Fourteen years ago, at the age of seven, Larry DiCara memorized the names of all the U.S. Presidents.
In fifth grade, when his teacher asked the class what would happen in the fall of 1960, DiCara jumped up and predicted that John F. Kennedy would be elected President.
Now DiCara, a senior at Harvard, is taking his first step into real-world, elective politics. He has started organizing a campaign which he hopes will put him on the Boston City Council. The election is in November, when DiCara will be a tender 22 years old.
But this is not DiCara's first election. He has been a political animal ever since his arrival at Boston Latin School, where he eventually won what he considers his most important election-Senior Class President. "I think he'd been campaigning since he got there in seventh grade," one classmate said Thursday.
DiCara's political career has not exactly been on the wane during his stay at Harvard. His name started appearing on ballots as soon as the Class of '71 arrived in Cambridge. He made it onto the Freshman Council, though losing the race for chairmanship to the class's other aspiring politician, John Hanify of HUC (Harvard Undergraduate Council) fame. Later, DiCara became a part of the HUC, SFAC (Student-Faculty Advisory Committee), and the Quincy House Committee, which he chaired his final year.
DiCara's style of politics is based on the ability to match names with faces. "Some people play football, some are good in chemistry, I can remember names," he explained a week ago. "I do have trouble with girls' names,"he admitted. To help him keep tabs on Harvard students, DiCara files all four freshman registers on a shelf in his Quincy room.
"At Boston Latin he knew everyone and their grandmother and aunt," classmate John Diodato recalled. And when driving through his Dorchester neighborhood Monday night, DiCara tooted and waved to young boys whom he could identify despite the darkness.
His knowledge of the Boston area, its people, and its politicians is encyclopedic. He's written detailed position papers on road construction and redistricting and knows which politicians represent each district in and around Boston. "I'm probably the only one in the room, and maybe the city, who knows the names of all the State Senators," DiCara mused while eating chile Monday in Quincy House Dining Hall.
It's hard to trace DiCara's political roots. "No one in my family ever did anything more political than vote," DiCara has said. His father recalls only that Larry was "never shy" with people.
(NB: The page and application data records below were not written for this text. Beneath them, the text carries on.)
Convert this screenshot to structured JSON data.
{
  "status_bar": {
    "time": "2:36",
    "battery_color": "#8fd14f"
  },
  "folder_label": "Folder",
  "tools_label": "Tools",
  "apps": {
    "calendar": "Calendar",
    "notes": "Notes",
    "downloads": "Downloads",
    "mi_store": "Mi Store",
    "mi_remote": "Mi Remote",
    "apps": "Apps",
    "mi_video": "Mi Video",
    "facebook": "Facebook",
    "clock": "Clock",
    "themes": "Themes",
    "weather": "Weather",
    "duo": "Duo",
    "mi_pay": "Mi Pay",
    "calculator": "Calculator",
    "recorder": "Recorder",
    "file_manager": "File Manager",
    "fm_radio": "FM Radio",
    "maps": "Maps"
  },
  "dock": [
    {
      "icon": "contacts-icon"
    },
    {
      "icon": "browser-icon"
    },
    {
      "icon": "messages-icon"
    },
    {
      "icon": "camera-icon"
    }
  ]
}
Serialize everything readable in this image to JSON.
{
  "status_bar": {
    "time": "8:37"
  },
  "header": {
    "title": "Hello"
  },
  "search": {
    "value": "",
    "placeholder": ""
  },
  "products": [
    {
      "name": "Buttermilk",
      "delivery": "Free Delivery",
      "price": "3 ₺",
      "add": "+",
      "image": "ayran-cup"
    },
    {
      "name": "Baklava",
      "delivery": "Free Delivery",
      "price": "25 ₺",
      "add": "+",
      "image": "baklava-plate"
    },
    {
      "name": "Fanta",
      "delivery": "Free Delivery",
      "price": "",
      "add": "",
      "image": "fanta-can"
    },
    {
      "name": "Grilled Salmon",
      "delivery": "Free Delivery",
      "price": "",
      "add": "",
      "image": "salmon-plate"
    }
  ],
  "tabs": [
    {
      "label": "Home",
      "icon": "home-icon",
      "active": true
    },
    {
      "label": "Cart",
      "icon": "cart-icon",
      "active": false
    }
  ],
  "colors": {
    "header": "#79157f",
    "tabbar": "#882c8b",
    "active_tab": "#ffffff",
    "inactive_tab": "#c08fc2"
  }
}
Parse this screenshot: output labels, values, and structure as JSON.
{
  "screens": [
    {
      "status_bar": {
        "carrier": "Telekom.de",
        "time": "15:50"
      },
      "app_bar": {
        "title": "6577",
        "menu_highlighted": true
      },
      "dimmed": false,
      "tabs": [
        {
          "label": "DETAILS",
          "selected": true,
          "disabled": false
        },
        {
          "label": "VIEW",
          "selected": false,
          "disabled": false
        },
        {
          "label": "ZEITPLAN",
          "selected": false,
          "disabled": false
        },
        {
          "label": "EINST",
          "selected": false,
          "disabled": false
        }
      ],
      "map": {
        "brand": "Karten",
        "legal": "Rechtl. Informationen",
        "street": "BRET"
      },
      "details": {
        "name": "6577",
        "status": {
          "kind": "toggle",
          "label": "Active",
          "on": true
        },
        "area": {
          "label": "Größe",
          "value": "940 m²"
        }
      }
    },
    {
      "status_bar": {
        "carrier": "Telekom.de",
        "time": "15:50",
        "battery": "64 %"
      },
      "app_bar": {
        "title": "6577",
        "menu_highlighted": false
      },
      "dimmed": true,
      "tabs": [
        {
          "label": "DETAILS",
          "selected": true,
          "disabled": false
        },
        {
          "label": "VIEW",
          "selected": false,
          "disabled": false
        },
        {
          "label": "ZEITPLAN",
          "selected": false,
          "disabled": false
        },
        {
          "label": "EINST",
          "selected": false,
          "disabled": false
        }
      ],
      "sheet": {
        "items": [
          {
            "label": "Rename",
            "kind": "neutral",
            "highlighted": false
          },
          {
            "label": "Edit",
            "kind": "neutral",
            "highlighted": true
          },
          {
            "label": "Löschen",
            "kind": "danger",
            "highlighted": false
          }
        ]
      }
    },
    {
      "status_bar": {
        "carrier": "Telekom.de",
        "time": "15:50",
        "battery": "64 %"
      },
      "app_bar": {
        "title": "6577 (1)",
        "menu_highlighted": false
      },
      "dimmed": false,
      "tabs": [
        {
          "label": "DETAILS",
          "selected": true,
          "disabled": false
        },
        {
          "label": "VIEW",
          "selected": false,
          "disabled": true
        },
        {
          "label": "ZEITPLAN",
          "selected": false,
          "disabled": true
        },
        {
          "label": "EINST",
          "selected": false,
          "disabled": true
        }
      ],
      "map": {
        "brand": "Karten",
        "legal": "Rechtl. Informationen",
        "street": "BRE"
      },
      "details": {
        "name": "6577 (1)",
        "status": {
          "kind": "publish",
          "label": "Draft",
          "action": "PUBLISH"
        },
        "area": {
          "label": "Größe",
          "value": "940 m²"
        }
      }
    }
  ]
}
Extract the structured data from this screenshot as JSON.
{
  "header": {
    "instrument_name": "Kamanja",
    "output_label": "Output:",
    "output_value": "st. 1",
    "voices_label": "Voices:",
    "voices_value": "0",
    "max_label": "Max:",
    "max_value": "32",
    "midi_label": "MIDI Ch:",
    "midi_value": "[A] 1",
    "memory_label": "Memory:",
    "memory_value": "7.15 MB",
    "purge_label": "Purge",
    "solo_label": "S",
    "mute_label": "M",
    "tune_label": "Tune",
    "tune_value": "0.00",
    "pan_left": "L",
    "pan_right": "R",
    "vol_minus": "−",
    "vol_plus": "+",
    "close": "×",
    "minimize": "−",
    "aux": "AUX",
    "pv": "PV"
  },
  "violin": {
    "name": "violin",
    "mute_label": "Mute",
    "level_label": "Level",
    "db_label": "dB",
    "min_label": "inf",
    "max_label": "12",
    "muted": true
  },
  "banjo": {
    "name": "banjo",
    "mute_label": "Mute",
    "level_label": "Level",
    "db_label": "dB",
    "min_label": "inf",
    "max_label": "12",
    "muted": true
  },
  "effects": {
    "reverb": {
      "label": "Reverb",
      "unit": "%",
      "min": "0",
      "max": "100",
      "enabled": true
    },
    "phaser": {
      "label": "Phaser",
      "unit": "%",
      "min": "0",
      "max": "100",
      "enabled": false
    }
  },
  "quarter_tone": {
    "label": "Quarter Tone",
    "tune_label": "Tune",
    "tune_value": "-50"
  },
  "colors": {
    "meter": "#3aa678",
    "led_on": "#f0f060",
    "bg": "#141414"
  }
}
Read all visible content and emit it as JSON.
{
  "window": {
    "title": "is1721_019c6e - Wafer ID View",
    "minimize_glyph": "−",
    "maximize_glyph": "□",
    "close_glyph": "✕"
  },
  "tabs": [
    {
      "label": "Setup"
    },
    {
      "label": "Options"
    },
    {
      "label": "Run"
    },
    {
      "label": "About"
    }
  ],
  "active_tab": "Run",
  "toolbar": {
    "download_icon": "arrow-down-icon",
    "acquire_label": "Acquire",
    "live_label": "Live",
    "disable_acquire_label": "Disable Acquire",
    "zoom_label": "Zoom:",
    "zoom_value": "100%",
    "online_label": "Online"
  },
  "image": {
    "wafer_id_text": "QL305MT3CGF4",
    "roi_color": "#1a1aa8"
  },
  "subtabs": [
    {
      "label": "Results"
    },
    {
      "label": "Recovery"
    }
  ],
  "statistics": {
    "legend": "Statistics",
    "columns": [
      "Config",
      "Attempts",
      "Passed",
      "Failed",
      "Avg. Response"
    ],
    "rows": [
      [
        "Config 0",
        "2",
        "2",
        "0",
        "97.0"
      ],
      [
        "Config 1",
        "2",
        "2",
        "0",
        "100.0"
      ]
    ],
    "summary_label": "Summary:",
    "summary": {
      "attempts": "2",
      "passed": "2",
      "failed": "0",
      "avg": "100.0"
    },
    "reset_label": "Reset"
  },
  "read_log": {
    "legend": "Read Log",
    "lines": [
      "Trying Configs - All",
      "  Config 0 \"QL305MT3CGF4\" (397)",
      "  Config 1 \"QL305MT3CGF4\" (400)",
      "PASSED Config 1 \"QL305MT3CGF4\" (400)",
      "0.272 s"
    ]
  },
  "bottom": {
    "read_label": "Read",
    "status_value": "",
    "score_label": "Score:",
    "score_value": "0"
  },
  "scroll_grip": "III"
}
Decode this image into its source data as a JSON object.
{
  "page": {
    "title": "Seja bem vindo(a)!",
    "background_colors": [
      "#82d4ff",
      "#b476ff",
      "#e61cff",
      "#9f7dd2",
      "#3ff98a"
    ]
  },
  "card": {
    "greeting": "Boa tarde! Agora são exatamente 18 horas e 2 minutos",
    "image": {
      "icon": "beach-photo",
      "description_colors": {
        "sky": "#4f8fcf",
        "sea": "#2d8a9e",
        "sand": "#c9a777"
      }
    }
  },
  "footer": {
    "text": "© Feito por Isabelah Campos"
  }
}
Eventually, there were clear indications that DiCara was no ordinary Dorchester child. "I gave up on the funnies when I was ten or so, and I haven't read them since," DiCara said. Instead he read the news page. "Around fifth grade I discovered Jack K??nedy. For the next five years I ??ched his every move, his every ??."
??leanwhile, DiCara was getting ??t up by his school friends. He an???onized them by being the smart-??kid in the class. He was also guilty ?? being an Italian in an Irish neighborhood. Since then he has learned to honor the Irish. DiCara refers to his car as "green, Irish green."
"In 1961-62 I began to get the political bug bad," DiCara reminisced. "I liked the idea of being able to go around and have people say, 'Gee, that's Larry DiCara, and he's from Dorchester, and he's a pretty nice guy.'"
By that time he was at Boston Latin and wasn't getting beaten up as often. His political career was picking up steam, though he suffered from second thoughts for a while after John Kennedy was assassinated. "It was a real blow," DiCara said. "And then I started asking myself, 'Do you really want to get shot in the head?'"
But as the school elections came, one by one, DiCara kept entering and won most of the time. He was mastering his style of politics. "You couldn't get away from him; he was everywhere," one schoolmate asserted. "You could never walk by him without getting a big rap about how you were and all that bullishit."
DiCara amassed a number of activities there that made him undisputed Boston champion in the brag list competition. He built up a dependable constituency and attracted other support by appearing at all the football games as head water boy dressed in purple sneakers, socks, pants, sweater, and beret.